Dataset rows describing interfaces:
•••
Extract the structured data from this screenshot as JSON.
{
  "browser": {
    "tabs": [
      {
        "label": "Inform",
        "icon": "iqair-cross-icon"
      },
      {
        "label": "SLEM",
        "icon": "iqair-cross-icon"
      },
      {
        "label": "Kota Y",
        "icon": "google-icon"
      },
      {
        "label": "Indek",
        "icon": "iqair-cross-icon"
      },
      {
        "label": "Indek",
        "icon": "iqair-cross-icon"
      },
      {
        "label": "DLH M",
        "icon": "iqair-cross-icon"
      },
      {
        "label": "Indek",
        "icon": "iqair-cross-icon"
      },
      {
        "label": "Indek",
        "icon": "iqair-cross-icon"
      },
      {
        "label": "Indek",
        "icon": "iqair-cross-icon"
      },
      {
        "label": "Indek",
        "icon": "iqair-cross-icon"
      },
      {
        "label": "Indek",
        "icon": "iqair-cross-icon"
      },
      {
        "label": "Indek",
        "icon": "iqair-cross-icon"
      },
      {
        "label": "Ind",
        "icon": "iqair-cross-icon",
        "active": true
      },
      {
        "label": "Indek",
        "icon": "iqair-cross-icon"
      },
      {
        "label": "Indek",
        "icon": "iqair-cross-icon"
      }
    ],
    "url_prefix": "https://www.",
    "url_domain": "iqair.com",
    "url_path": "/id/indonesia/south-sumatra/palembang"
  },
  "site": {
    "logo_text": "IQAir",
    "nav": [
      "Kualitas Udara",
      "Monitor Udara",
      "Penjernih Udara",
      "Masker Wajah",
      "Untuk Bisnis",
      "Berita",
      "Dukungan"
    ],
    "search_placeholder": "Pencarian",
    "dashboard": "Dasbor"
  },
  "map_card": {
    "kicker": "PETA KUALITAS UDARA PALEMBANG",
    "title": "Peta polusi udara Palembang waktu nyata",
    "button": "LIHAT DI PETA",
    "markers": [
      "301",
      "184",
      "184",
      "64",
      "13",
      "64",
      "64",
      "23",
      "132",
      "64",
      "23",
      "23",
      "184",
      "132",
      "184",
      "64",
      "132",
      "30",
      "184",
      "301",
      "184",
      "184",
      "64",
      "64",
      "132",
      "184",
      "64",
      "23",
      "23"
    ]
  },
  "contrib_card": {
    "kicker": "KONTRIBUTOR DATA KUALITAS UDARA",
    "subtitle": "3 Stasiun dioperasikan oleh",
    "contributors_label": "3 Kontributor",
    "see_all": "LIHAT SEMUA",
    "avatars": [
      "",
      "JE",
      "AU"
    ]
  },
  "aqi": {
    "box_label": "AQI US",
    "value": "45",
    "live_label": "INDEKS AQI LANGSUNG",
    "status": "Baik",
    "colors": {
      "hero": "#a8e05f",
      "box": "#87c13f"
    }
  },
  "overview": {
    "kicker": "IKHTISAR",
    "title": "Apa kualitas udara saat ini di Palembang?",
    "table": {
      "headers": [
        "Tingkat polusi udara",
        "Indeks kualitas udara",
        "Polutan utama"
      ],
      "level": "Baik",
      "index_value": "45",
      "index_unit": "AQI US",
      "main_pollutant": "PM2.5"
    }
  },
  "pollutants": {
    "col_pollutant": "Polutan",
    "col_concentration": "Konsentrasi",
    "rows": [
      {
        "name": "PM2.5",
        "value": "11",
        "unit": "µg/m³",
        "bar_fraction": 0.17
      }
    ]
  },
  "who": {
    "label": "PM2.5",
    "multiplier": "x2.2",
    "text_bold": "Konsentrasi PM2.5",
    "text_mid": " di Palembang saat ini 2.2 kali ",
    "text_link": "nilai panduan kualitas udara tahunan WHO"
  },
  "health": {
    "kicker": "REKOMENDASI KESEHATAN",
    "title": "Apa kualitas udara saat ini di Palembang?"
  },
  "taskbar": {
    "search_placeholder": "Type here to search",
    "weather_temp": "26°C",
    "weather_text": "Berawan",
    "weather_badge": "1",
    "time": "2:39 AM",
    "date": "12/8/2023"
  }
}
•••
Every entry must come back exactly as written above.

■ YOUR SOLUTION
Extract the structured data from this screenshot as JSON.
{
  "browser": {
    "tabs": [
      {
        "label": "Inform",
        "icon": "iqair-cross-icon"
      },
      {
        "label": "SLEM",
        "icon": "iqair-cross-icon"
      },
      {
        "label": "Kota Y",
        "icon": "google-icon"
      },
      {
        "label": "Indek",
        "icon": "iqair-cross-icon"
      },
      {
        "label": "Indek",
        "icon": "iqair-cross-icon"
      },
      {
        "label": "DLH M",
        "icon": "iqair-cross-icon"
      },
      {
        "label": "Indek",
        "icon": "iqair-cross-icon"
      },
      {
        "label": "Indek",
        "icon": "iqair-cross-icon"
      },
      {
        "label": "Indek",
        "icon": "iqair-cross-icon"
      },
      {
        "label": "Indek",
        "icon": "iqair-cross-icon"
      },
      {
        "label": "Indek",
        "icon": "iqair-cross-icon"
      },
      {
        "label": "Indek",
        "icon": "iqair-cross-icon"
      },
      {
        "label": "Ind",
        "icon": "iqair-cross-icon",
        "active": true
      },
      {
        "label": "Indek",
        "icon": "iqair-cross-icon"
      },
      {
        "label": "Indek",
        "icon": "iqair-cross-icon"
      }
    ],
    "url_prefix": "https://www.",
    "url_domain": "iqair.com",
    "url_path": "/id/indonesia/south-sumatra/palembang"
  },
  "site": {
    "logo_text": "IQAir",
    "nav": [
      "Kualitas Udara",
      "Monitor Udara",
      "Penjernih Udara",
      "Masker Wajah",
      "Untuk Bisnis",
      "Berita",
      "Dukungan"
    ],
    "search_placeholder": "Pencarian",
    "dashboard": "Dasbor"
  },
  "map_card": {
    "kicker": "PETA KUALITAS UDARA PALEMBANG",
    "title": "Peta polusi udara Palembang waktu nyata",
    "button": "LIHAT DI PETA",
    "markers": [
      "301",
      "184",
      "184",
      "64",
      "13",
      "64",
      "64",
      "23",
      "132",
      "64",
      "23",
      "23",
      "184",
      "132",
      "184",
      "64",
      "132",
      "30",
      "184",
      "301",
      "184",
      "184",
      "64",
      "64",
      "132",
      "184",
      "64",
      "23",
      "23"
    ]
  },
  "contrib_card": {
    "kicker": "KONTRIBUTOR DATA KUALITAS UDARA",
    "subtitle": "3 Stasiun dioperasikan oleh",
    "contributors_label": "3 Kontributor",
    "see_all": "LIHAT SEMUA",
    "avatars": [
      "",
      "JE",
      "AU"
    ]
  },
  "aqi": {
    "box_label": "AQI US",
    "value": "45",
    "live_label": "INDEKS AQI LANGSUNG",
    "status": "Baik",
    "colors": {
      "hero": "#a8e05f",
      "box": "#87c13f"
    }
  },
  "overview": {
    "kicker": "IKHTISAR",
    "title": "Apa kualitas udara saat ini di Palembang?",
    "table": {
      "headers": [
        "Tingkat polusi udara",
        "Indeks kualitas udara",
        "Polutan utama"
      ],
      "level": "Baik",
      "index_value": "45",
      "index_unit": "AQI US",
      "main_pollutant": "PM2.5"
    }
  },
  "pollutants": {
    "col_pollutant": "Polutan",
    "col_concentration": "Konsentrasi",
    "rows": [
      {
        "name": "PM2.5",
        "value": "11",
        "unit": "µg/m³",
        "bar_fraction": 0.17
      }
    ]
  },
  "who": {
    "label": "PM2.5",
    "multiplier": "x2.2",
    "text_bold": "Konsentrasi PM2.5",
    "text_mid": " di Palembang saat ini 2.2 kali ",
    "text_link": "nilai panduan kualitas udara tahunan WHO"
  },
  "health": {
    "kicker": "REKOMENDASI KESEHATAN",
    "title": "Apa kualitas udara saat ini di Palembang?"
  },
  "taskbar": {
    "search_placeholder": "Type here to search",
    "weather_temp": "26°C",
    "weather_text": "Berawan",
    "weather_badge": "1",
    "time": "2:39 AM",
    "date": "12/8/2023"
  }
}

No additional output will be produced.